» Records for the task
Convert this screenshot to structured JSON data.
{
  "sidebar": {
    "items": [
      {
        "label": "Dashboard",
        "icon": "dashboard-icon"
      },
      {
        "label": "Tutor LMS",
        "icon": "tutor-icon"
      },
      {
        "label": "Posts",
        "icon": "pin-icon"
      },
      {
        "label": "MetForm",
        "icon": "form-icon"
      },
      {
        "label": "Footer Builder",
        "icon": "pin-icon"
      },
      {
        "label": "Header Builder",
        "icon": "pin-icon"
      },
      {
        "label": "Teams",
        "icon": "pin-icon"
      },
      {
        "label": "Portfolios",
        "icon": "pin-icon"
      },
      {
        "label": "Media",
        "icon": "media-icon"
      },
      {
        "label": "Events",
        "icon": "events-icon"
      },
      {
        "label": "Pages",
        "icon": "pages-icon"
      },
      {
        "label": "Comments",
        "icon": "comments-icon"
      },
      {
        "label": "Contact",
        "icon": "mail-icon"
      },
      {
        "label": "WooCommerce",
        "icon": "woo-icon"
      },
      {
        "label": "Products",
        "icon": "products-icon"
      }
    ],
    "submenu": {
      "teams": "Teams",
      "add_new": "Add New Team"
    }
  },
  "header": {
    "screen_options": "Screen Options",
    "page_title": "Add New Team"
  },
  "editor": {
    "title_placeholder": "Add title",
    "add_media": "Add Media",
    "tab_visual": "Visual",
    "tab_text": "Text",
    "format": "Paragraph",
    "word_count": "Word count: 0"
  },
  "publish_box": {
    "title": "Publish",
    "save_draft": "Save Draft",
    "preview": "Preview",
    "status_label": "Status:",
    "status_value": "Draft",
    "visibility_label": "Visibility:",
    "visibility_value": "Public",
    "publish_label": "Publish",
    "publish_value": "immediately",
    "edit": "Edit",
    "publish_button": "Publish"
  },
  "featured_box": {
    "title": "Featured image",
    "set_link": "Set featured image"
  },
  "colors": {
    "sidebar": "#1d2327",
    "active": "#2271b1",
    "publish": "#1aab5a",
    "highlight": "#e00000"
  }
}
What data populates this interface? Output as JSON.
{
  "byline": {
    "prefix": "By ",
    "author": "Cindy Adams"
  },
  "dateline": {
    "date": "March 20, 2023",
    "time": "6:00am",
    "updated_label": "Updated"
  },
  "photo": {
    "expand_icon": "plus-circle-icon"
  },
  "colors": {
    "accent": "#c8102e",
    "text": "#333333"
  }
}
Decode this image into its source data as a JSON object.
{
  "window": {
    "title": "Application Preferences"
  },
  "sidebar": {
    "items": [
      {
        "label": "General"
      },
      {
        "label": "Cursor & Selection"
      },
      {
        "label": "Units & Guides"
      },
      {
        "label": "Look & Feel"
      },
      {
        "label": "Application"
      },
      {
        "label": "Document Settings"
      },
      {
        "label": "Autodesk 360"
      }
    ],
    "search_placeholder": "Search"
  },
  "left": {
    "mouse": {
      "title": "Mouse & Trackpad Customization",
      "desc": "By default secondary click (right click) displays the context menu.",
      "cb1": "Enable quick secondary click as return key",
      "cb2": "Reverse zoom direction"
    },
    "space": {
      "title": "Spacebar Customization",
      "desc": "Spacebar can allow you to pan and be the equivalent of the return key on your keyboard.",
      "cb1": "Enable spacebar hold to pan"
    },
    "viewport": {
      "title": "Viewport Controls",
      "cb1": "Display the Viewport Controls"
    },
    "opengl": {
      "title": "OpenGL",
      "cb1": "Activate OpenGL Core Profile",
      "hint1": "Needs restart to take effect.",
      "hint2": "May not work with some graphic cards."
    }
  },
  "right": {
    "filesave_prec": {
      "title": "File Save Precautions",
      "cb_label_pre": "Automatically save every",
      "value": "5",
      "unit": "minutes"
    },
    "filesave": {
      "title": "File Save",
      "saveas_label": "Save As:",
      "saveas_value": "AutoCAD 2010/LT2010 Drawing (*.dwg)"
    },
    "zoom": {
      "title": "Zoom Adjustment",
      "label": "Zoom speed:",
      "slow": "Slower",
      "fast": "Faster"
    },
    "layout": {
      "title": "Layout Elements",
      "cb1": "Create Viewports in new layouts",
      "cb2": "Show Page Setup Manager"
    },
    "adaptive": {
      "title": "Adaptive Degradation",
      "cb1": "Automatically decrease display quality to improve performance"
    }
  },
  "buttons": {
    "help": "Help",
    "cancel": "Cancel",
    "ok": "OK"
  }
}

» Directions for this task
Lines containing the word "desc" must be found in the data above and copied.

» Answer to the exercise
      "desc": "By default secondary click (right click) displays the context menu.",
      "desc": "Spacebar can allow you to pan and be the equivalent of the return key on your keyboard.",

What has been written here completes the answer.